If you have diabetes, you want to be mindful of your fruit and whole grain intake, which can raise your glucose levels, Dr. Ramin says.
Healthy fats, such as extra-virgin olive oil, are also a great addition to your meals. But nuts (which are also high in healthy fat) can be high in sodium and protein so you want to limit them as well.
People with kidney disease also need to reduce their overall sodium intake because high-sodium foods retain fluid — and you want to help your kidneys do their job of filtering creatinine from your blood and removing waste products. Too much sodium can also raise your blood pressure.
"Lowering your sodium is important because a failing kidney won't be able to filter all the salt out. Maintaining too much salt drives up your blood pressure and puts you at risk for heart attack and stroke," Dr. Ramin says.
Because your potassium levels increase when your kidney is unable to remove creatinine, people with kidney disease also want to reduce the amount of potassium in their diet, Dr. Selzer says. If your potassium levels are too high, it can lead to an irregular heartbeat or a heart attack, according to the National Kidney Foundation (NKF).
"When creatinine levels are elevated, the number one problem that patients face is high potassium. Eating a low-potassium diet is often the most needed for patients with severe kidney injury," Dr. Selzer says.
Some foods high in potassium include artichoke, broccoli, butternut squash, oranges, kiwi and mango, per the NKF.
Working closely with your nephrologist or a registered dietitian who specializes in treating kidney disease can help you come up with a meal plan to lower creatinine levels and retain kidney function.
Why Hydration Is So Important

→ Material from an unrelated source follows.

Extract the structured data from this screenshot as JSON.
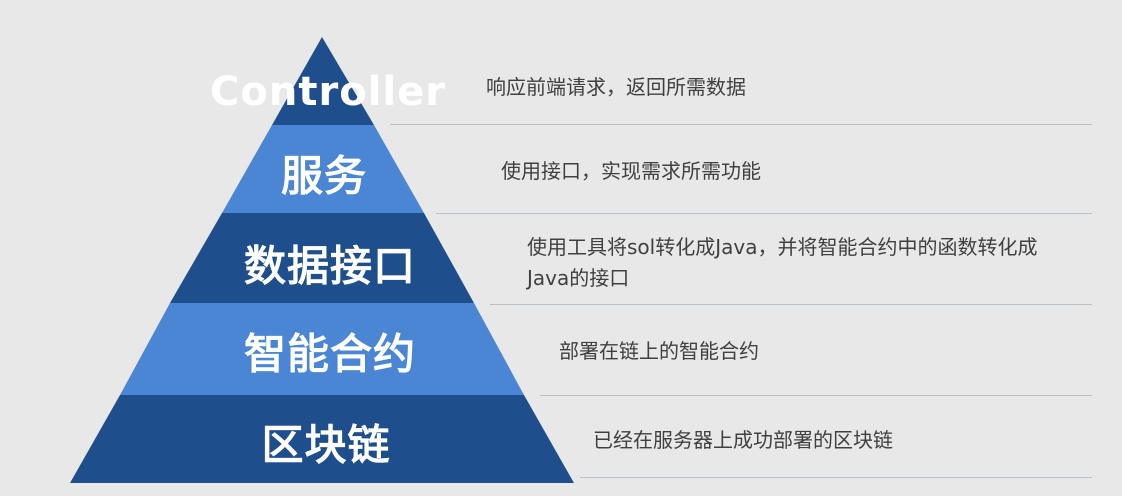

Staying hydrated is important for people with high creatinine levels due to kidney disease because it helps your kidneys filter out the excess creatinine in your blood, Dr. Rosa-Sanchez says.
"You want to drink pure water — not alkaline water, juice or drinks with electrolytes like Gatorade," Dr. Ramin says. "People who work out more produce more creatinine so they need to hydrate more than others."
If your urine is clear to light yellow, it means you're well-hydrated. However, if your urine is dark yellow, it means you're dehydrated, Dr. Ramin says.
Supplements and Medications for Kidney Disease
The treatment for kidney disease depends on what's causing it — there aren't any medications that specifically treat kidney disease.
For example, if it's diabetes or hypertension, your doctor will treat those conditions to help you maintain kidney function, Dr. Rosa-Sanchez says. Dr. Ramin says two classes of anti-hypertensive medications that are used to lower blood pressure are ACE (angiotensin-converting enzyme) inhibitors and ARBs (angiotensin II receptor blockers). These drugs work to lower blood pressure in a way that protects your kidneys.
People with kidney disease are also often prescribed a supplement called Nephro-Vite, which contains a combination of vitamins needed for folks with kidney failure and aid in excreting creatinine from the body, Dr. Ramin says.
What to Limit or Avoid
Taking other supplements, like protein powders, antibiotics and non-steroidal anti-inflammatory drugs (NSAIDs) can raise creatinine levels in the blood, so you want to be mindful of them if you have kidney disease, Dr. Rosa-Sanchez says.
- National Kidney Foundation: "Apples are Okay, but Bananas are not...Top 10 Dialysis Diet Tips"
- International Journal of Biological Macromolecules: "Protective Effect of sulfated Chitosan of C3 Sulfation on Glycerol-Induced Acute Renal Failure in Rat Kidney"
- HealthLinkBC: "Creatinine and Creatinine Clearance"
- NIH: "Eating Right With Kidney Failure"
- MedlinePlus: "Creatinine"
- Journal of Renal Nutrition: "Foods with Added Fiber Lower Serum Creatinine Levels in Patients With Chronic Kidney Disease"
- Better Health Channel: "Kidney Disease"
- Beaumont Hospital Kidney Center: "Dietary Advice For Kidney Patients"
- U.S. Library of Medicine: "Creatinine Test"
- Clinical Kidney Journal: "Fiber Intake and Health in People With Chronic Kidney Disease"
- National Kidney Foundation: "Potassium and Your CKD Diet"